#### Task directions
Examine each line of the data, and copy the ones containing "Kill".

#### The records
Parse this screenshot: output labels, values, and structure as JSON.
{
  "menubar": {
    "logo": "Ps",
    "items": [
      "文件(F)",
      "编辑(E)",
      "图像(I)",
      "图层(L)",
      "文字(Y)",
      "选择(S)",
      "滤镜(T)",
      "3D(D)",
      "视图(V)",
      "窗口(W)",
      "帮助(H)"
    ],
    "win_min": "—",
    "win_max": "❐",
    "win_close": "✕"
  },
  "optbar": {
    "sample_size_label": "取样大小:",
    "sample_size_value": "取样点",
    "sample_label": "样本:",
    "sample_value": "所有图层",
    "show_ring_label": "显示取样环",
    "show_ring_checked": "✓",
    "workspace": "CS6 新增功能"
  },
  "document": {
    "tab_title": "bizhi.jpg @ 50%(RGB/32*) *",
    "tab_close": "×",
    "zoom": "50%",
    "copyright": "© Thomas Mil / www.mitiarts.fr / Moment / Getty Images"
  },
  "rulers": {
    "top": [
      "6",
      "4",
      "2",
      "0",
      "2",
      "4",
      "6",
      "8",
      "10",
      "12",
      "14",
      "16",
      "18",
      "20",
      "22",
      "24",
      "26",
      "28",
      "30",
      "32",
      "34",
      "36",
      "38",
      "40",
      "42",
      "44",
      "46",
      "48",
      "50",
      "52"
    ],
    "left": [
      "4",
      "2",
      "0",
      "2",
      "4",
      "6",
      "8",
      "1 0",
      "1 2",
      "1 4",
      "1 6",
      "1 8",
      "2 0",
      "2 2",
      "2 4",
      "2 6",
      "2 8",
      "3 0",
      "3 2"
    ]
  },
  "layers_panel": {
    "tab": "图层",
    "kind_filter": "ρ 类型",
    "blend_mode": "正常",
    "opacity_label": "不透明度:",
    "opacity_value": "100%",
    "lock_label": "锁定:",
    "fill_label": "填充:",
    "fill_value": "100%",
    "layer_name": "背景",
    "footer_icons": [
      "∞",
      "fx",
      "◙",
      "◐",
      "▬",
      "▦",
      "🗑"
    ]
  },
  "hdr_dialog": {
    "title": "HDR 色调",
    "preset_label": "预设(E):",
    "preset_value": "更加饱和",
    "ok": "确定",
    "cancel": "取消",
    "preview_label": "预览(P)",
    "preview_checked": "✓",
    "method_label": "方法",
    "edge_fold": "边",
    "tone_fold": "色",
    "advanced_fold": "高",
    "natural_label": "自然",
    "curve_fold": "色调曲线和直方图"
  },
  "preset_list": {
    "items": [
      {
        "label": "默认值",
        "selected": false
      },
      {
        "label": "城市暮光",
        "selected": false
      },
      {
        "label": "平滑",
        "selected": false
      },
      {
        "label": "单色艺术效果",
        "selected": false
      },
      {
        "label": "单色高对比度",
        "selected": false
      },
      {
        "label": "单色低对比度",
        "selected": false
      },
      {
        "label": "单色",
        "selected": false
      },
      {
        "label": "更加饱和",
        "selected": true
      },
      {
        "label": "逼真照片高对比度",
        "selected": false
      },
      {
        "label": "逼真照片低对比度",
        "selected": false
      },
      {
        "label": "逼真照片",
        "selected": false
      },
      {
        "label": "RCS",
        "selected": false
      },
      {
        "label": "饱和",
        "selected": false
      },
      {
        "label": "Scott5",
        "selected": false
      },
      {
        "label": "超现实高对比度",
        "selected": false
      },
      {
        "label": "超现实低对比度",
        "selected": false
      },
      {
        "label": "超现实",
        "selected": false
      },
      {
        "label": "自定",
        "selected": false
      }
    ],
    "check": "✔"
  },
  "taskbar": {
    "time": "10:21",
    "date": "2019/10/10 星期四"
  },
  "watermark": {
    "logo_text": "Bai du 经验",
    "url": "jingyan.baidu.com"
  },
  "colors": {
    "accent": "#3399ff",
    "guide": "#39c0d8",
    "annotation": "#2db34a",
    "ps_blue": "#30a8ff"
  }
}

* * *

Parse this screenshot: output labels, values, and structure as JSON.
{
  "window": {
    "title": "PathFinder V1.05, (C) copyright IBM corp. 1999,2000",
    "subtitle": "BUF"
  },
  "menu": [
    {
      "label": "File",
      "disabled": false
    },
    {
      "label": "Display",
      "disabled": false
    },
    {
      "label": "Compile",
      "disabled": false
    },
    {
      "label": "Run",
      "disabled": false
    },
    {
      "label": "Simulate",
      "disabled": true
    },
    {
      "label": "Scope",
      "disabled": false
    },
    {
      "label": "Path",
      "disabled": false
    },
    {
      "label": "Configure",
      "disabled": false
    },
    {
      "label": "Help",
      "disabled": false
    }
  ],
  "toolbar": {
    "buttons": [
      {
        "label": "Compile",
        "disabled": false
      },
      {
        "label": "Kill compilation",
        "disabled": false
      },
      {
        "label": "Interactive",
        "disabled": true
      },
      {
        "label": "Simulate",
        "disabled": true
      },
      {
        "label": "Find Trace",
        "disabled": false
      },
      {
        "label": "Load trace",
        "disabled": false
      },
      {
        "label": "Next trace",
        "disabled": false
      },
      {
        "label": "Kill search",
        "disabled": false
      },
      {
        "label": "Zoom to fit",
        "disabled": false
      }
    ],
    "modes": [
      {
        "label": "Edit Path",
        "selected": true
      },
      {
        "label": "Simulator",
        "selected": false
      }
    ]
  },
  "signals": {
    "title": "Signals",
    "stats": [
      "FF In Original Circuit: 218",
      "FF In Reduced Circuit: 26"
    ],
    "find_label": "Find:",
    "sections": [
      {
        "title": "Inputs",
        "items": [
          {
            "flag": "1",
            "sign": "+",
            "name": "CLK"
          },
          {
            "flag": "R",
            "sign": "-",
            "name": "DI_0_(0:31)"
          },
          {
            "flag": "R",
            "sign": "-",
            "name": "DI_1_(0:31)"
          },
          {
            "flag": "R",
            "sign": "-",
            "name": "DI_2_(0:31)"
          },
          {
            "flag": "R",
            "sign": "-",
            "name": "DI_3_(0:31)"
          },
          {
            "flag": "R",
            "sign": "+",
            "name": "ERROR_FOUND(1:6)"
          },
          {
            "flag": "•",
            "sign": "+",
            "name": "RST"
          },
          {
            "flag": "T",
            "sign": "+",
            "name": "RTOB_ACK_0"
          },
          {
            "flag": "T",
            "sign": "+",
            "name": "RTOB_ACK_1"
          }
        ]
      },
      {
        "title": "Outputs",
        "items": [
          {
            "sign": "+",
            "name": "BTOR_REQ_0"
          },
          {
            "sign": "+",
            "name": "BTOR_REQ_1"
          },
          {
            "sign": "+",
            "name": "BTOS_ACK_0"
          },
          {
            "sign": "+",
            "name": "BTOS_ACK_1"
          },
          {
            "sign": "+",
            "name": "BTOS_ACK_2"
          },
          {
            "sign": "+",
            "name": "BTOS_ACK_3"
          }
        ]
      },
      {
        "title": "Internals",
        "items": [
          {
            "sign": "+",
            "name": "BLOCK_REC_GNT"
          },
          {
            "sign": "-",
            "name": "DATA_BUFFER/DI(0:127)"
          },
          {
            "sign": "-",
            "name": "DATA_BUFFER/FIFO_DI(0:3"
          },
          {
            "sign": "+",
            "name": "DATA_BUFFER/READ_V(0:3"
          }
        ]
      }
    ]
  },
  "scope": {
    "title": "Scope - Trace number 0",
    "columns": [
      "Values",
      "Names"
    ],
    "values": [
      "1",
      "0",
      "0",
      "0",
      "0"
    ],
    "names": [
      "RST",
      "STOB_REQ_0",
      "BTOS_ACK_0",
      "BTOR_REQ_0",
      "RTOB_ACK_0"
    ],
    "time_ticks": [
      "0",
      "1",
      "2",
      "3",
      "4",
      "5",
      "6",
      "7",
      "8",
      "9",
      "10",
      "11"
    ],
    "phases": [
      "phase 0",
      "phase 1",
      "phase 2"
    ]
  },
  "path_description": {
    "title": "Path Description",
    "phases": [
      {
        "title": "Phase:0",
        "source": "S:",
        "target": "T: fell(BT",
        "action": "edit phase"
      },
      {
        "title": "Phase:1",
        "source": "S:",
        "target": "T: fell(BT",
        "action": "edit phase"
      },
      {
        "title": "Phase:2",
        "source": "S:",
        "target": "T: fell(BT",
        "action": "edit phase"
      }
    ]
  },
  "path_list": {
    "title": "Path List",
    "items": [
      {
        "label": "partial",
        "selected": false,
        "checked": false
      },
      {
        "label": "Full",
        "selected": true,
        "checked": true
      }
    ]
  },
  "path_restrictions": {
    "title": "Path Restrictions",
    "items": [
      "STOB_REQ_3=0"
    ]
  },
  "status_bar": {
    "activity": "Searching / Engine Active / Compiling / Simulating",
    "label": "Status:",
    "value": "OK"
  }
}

#### Reply
        "label": "Kill compilation",
        "label": "Kill search",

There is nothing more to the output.